Damn. What's causing us to lose our beloved plumping fibres, then? Just ageing in general?
"This is caused by both intrinsic ageing, in which we gradually lose these plumping fibres over time, and extrinsic ageing where collagen is damaged by exposure to environmental stressors such as UV light and pollution. Ultraviolet light is the main culprit," said Dr Armour.
So, how much of it can we actually blame on our phones?
We thought it was all to do with us always being on our phones and stuff? What about the whole 'tech neck' thingo?
"In recent years, the term 'tech neck' has been bandied around.
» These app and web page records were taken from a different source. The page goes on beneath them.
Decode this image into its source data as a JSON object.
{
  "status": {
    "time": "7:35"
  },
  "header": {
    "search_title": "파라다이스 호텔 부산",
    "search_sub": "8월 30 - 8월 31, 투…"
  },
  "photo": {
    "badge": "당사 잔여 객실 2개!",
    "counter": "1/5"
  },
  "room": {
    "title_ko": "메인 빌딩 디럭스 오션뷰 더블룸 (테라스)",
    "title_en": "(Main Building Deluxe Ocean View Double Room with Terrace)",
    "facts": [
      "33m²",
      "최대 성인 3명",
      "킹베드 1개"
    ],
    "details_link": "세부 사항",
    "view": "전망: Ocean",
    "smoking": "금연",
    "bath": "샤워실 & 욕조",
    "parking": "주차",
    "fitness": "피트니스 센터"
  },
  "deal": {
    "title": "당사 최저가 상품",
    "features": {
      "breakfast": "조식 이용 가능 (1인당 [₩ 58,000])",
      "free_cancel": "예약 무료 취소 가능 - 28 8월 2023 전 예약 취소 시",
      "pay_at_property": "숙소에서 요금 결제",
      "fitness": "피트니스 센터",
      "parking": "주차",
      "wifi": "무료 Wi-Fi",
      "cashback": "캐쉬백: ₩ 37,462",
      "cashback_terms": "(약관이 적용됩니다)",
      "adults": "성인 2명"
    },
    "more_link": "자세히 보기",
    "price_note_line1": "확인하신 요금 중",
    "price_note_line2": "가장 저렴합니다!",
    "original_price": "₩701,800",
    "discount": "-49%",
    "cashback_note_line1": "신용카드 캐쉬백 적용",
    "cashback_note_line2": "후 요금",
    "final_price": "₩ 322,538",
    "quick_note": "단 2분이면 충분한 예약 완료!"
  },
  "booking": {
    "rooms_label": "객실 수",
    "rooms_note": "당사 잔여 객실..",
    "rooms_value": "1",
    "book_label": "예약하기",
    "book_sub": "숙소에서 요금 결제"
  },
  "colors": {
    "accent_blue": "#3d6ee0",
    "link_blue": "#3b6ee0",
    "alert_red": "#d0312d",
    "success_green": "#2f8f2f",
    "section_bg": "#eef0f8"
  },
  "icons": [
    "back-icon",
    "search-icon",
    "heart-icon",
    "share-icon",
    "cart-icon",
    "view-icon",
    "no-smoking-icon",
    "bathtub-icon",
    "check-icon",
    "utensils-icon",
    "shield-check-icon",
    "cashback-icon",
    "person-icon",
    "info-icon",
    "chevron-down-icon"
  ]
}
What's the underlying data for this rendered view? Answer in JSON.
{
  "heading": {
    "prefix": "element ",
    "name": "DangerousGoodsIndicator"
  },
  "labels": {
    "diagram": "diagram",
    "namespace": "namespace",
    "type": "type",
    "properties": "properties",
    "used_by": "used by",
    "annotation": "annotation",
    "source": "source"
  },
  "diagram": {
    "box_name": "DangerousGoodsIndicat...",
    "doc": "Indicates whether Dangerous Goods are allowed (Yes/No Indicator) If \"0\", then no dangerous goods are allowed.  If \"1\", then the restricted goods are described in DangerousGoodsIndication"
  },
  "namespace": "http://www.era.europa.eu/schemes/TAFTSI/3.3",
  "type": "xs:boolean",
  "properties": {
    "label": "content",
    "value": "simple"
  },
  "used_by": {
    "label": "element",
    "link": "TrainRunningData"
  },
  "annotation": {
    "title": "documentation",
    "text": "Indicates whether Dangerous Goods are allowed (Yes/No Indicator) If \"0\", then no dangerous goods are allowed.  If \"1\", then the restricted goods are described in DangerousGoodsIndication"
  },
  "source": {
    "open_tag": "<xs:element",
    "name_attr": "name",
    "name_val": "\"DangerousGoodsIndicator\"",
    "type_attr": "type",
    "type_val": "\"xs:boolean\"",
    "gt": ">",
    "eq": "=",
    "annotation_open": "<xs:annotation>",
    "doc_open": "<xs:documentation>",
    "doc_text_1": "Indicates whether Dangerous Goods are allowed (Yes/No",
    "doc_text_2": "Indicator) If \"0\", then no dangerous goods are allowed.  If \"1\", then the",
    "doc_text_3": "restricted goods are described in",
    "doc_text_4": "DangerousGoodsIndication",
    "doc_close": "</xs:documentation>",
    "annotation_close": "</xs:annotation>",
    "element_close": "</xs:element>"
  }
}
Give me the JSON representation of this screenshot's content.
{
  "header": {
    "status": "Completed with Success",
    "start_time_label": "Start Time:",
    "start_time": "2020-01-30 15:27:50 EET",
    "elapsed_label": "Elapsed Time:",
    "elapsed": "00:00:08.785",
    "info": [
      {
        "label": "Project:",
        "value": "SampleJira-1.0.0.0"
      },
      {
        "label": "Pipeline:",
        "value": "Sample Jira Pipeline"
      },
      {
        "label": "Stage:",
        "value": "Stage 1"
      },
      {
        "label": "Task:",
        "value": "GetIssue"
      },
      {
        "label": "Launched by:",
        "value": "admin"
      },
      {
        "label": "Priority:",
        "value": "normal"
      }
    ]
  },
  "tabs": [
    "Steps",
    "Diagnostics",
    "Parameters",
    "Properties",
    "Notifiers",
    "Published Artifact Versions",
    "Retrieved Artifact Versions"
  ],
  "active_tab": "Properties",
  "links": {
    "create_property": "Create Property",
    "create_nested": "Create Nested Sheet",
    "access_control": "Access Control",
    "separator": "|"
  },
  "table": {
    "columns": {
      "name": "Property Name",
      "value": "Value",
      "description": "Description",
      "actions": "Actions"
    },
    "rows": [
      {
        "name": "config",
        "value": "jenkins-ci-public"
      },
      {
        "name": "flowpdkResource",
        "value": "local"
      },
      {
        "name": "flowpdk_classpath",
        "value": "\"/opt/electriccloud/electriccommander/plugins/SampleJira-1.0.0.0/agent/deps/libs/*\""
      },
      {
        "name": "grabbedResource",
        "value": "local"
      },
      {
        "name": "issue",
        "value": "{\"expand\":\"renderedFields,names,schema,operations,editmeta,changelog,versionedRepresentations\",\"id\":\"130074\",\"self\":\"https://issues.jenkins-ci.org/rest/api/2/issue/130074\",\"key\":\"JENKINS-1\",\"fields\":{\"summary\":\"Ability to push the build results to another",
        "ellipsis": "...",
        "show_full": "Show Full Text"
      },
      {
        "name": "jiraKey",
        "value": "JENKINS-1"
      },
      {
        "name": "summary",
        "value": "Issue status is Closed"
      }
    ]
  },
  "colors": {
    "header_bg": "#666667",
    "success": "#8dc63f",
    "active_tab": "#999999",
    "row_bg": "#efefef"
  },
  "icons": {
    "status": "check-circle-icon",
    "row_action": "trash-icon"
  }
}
This refers to horizontal neck lines forming on the neck from having our heads tilted for long periods whilst using devices such as mobile phones, laptops and tablets," said Dr Armour.
So, is it a legit thing we should be worried about?
"This has been an age-old problem but has most likely worsened in recent years due to increased screen-time both within and outside workhours," said Dr Cara McDonald from Complete Skin Specialists. "More likely though, people are just noticing them more now, because we are doing more video-conferencing and also spend too long looking at ourselves!"
"There aren’t any studies quantifying this. But, I think our technology habits would have a relatively minor contribution," adds Dr Armour.